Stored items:
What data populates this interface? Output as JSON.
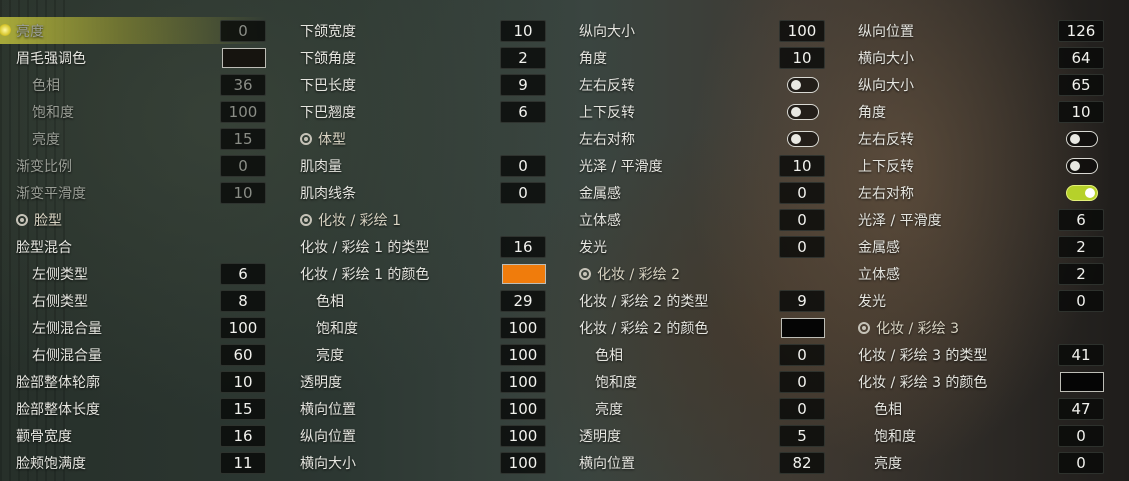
{
  "columns": [
    [
      {
        "label": "亮度",
        "value": "0",
        "dim": true,
        "selected": true
      },
      {
        "label": "眉毛强调色",
        "swatch": "#16140f"
      },
      {
        "label": "色相",
        "value": "36",
        "indent": true,
        "dim": true
      },
      {
        "label": "饱和度",
        "value": "100",
        "indent": true,
        "dim": true
      },
      {
        "label": "亮度",
        "value": "15",
        "indent": true,
        "dim": true
      },
      {
        "label": "渐变比例",
        "value": "0",
        "dim": true
      },
      {
        "label": "渐变平滑度",
        "value": "10",
        "dim": true
      },
      {
        "label": "脸型",
        "section": true
      },
      {
        "label": "脸型混合"
      },
      {
        "label": "左侧类型",
        "value": "6",
        "indent": true
      },
      {
        "label": "右侧类型",
        "value": "8",
        "indent": true
      },
      {
        "label": "左侧混合量",
        "value": "100",
        "indent": true
      },
      {
        "label": "右侧混合量",
        "value": "60",
        "indent": true
      },
      {
        "label": "脸部整体轮廓",
        "value": "10"
      },
      {
        "label": "脸部整体长度",
        "value": "15"
      },
      {
        "label": "颧骨宽度",
        "value": "16"
      },
      {
        "label": "脸颊饱满度",
        "value": "11"
      }
    ],
    [
      {
        "label": "下颌宽度",
        "value": "10"
      },
      {
        "label": "下颌角度",
        "value": "2"
      },
      {
        "label": "下巴长度",
        "value": "9"
      },
      {
        "label": "下巴翘度",
        "value": "6"
      },
      {
        "label": "体型",
        "section": true
      },
      {
        "label": "肌肉量",
        "value": "0"
      },
      {
        "label": "肌肉线条",
        "value": "0"
      },
      {
        "label": "化妆 / 彩绘 1",
        "section": true
      },
      {
        "label": "化妆 / 彩绘 1 的类型",
        "value": "16"
      },
      {
        "label": "化妆 / 彩绘 1 的颜色",
        "swatch": "#f07c0c"
      },
      {
        "label": "色相",
        "value": "29",
        "indent": true
      },
      {
        "label": "饱和度",
        "value": "100",
        "indent": true
      },
      {
        "label": "亮度",
        "value": "100",
        "indent": true
      },
      {
        "label": "透明度",
        "value": "100"
      },
      {
        "label": "横向位置",
        "value": "100"
      },
      {
        "label": "纵向位置",
        "value": "100"
      },
      {
        "label": "横向大小",
        "value": "100"
      }
    ],
    [
      {
        "label": "纵向大小",
        "value": "100"
      },
      {
        "label": "角度",
        "value": "10"
      },
      {
        "label": "左右反转",
        "toggle": false
      },
      {
        "label": "上下反转",
        "toggle": false
      },
      {
        "label": "左右对称",
        "toggle": false
      },
      {
        "label": "光泽 / 平滑度",
        "value": "10"
      },
      {
        "label": "金属感",
        "value": "0"
      },
      {
        "label": "立体感",
        "value": "0"
      },
      {
        "label": "发光",
        "value": "0"
      },
      {
        "label": "化妆 / 彩绘 2",
        "section": true
      },
      {
        "label": "化妆 / 彩绘 2 的类型",
        "value": "9"
      },
      {
        "label": "化妆 / 彩绘 2 的颜色",
        "swatch": "#050505"
      },
      {
        "label": "色相",
        "value": "0",
        "indent": true
      },
      {
        "label": "饱和度",
        "value": "0",
        "indent": true
      },
      {
        "label": "亮度",
        "value": "0",
        "indent": true
      },
      {
        "label": "透明度",
        "value": "5"
      },
      {
        "label": "横向位置",
        "value": "82"
      }
    ],
    [
      {
        "label": "纵向位置",
        "value": "126"
      },
      {
        "label": "横向大小",
        "value": "64"
      },
      {
        "label": "纵向大小",
        "value": "65"
      },
      {
        "label": "角度",
        "value": "10"
      },
      {
        "label": "左右反转",
        "toggle": false
      },
      {
        "label": "上下反转",
        "toggle": false
      },
      {
        "label": "左右对称",
        "toggle": true
      },
      {
        "label": "光泽 / 平滑度",
        "value": "6"
      },
      {
        "label": "金属感",
        "value": "2"
      },
      {
        "label": "立体感",
        "value": "2"
      },
      {
        "label": "发光",
        "value": "0"
      },
      {
        "label": "化妆 / 彩绘 3",
        "section": true
      },
      {
        "label": "化妆 / 彩绘 3 的类型",
        "value": "41"
      },
      {
        "label": "化妆 / 彩绘 3 的颜色",
        "swatch": "#050505"
      },
      {
        "label": "色相",
        "value": "47",
        "indent": true
      },
      {
        "label": "饱和度",
        "value": "0",
        "indent": true
      },
      {
        "label": "亮度",
        "value": "0",
        "indent": true
      }
    ]
  ]
}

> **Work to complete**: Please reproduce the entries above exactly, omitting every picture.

> **Expected answer**:
What data populates this interface? Output as JSON.
{
  "columns": [
    [
      {
        "label": "亮度",
        "value": "0",
        "dim": true,
        "selected": true
      },
      {
        "label": "眉毛强调色",
        "swatch": "#16140f"
      },
      {
        "label": "色相",
        "value": "36",
        "indent": true,
        "dim": true
      },
      {
        "label": "饱和度",
        "value": "100",
        "indent": true,
        "dim": true
      },
      {
        "label": "亮度",
        "value": "15",
        "indent": true,
        "dim": true
      },
      {
        "label": "渐变比例",
        "value": "0",
        "dim": true
      },
      {
        "label": "渐变平滑度",
        "value": "10",
        "dim": true
      },
      {
        "label": "脸型",
        "section": true
      },
      {
        "label": "脸型混合"
      },
      {
        "label": "左侧类型",
        "value": "6",
        "indent": true
      },
      {
        "label": "右侧类型",
        "value": "8",
        "indent": true
      },
      {
        "label": "左侧混合量",
        "value": "100",
        "indent": true
      },
      {
        "label": "右侧混合量",
        "value": "60",
        "indent": true
      },
      {
        "label": "脸部整体轮廓",
        "value": "10"
      },
      {
        "label": "脸部整体长度",
        "value": "15"
      },
      {
        "label": "颧骨宽度",
        "value": "16"
      },
      {
        "label": "脸颊饱满度",
        "value": "11"
      }
    ],
    [
      {
        "label": "下颌宽度",
        "value": "10"
      },
      {
        "label": "下颌角度",
        "value": "2"
      },
      {
        "label": "下巴长度",
        "value": "9"
      },
      {
        "label": "下巴翘度",
        "value": "6"
      },
      {
        "label": "体型",
        "section": true
      },
      {
        "label": "肌肉量",
        "value": "0"
      },
      {
        "label": "肌肉线条",
        "value": "0"
      },
      {
        "label": "化妆 / 彩绘 1",
        "section": true
      },
      {
        "label": "化妆 / 彩绘 1 的类型",
        "value": "16"
      },
      {
        "label": "化妆 / 彩绘 1 的颜色",
        "swatch": "#f07c0c"
      },
      {
        "label": "色相",
        "value": "29",
        "indent": true
      },
      {
        "label": "饱和度",
        "value": "100",
        "indent": true
      },
      {
        "label": "亮度",
        "value": "100",
        "indent": true
      },
      {
        "label": "透明度",
        "value": "100"
      },
      {
        "label": "横向位置",
        "value": "100"
      },
      {
        "label": "纵向位置",
        "value": "100"
      },
      {
        "label": "横向大小",
        "value": "100"
      }
    ],
    [
      {
        "label": "纵向大小",
        "value": "100"
      },
      {
        "label": "角度",
        "value": "10"
      },
      {
        "label": "左右反转",
        "toggle": false
      },
      {
        "label": "上下反转",
        "toggle": false
      },
      {
        "label": "左右对称",
        "toggle": false
      },
      {
        "label": "光泽 / 平滑度",
        "value": "10"
      },
      {
        "label": "金属感",
        "value": "0"
      },
      {
        "label": "立体感",
        "value": "0"
      },
      {
        "label": "发光",
        "value": "0"
      },
      {
        "label": "化妆 / 彩绘 2",
        "section": true
      },
      {
        "label": "化妆 / 彩绘 2 的类型",
        "value": "9"
      },
      {
        "label": "化妆 / 彩绘 2 的颜色",
        "swatch": "#050505"
      },
      {
        "label": "色相",
        "value": "0",
        "indent": true
      },
      {
        "label": "饱和度",
        "value": "0",
        "indent": true
      },
      {
        "label": "亮度",
        "value": "0",
        "indent": true
      },
      {
        "label": "透明度",
        "value": "5"
      },
      {
        "label": "横向位置",
        "value": "82"
      }
    ],
    [
      {
        "label": "纵向位置",
        "value": "126"
      },
      {
        "label": "横向大小",
        "value": "64"
      },
      {
        "label": "纵向大小",
        "value": "65"
      },
      {
        "label": "角度",
        "value": "10"
      },
      {
        "label": "左右反转",
        "toggle": false
      },
      {
        "label": "上下反转",
        "toggle": false
      },
      {
        "label": "左右对称",
        "toggle": true
      },
      {
        "label": "光泽 / 平滑度",
        "value": "6"
      },
      {
        "label": "金属感",
        "value": "2"
      },
      {
        "label": "立体感",
        "value": "2"
      },
      {
        "label": "发光",
        "value": "0"
      },
      {
        "label": "化妆 / 彩绘 3",
        "section": true
      },
      {
        "label": "化妆 / 彩绘 3 的类型",
        "value": "41"
      },
      {
        "label": "化妆 / 彩绘 3 的颜色",
        "swatch": "#050505"
      },
      {
        "label": "色相",
        "value": "47",
        "indent": true
      },
      {
        "label": "饱和度",
        "value": "0",
        "indent": true
      },
      {
        "label": "亮度",
        "value": "0",
        "indent": true
      }
    ]
  ]
}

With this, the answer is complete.